Where to find us Mandate Head Office O’Lehane House 9 Cavendish Row Dublin 1

Mandate Organising and Training Centre Distillery House Distillery Road Dublin 3

Tel: 01 874 6321 Fax: 01 872 9581 Email: mandate@mandate.ie

Tel: 01 836 9699 Fax: 01 884 4114 Email: mandateotc@mandate.ie

Milking The Recession  
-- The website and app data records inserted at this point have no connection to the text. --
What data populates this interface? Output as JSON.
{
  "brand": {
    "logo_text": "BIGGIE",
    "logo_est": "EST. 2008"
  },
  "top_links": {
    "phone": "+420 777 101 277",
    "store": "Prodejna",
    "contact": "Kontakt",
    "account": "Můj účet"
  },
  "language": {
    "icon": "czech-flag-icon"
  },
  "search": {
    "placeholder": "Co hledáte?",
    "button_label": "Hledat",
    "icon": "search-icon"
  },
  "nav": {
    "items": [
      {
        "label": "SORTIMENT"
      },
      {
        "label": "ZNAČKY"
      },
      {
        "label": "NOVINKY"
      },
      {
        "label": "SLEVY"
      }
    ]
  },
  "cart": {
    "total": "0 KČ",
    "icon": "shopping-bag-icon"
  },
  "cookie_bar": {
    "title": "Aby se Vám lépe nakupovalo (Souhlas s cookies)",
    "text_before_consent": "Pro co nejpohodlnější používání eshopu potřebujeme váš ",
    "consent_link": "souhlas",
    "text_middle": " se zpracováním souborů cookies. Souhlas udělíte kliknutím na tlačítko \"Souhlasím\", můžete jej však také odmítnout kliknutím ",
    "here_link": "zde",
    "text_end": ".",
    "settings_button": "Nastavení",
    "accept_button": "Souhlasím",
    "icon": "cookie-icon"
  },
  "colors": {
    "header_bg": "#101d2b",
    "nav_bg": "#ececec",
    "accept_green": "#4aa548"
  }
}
The assault on retail worker's pay and terms and conditions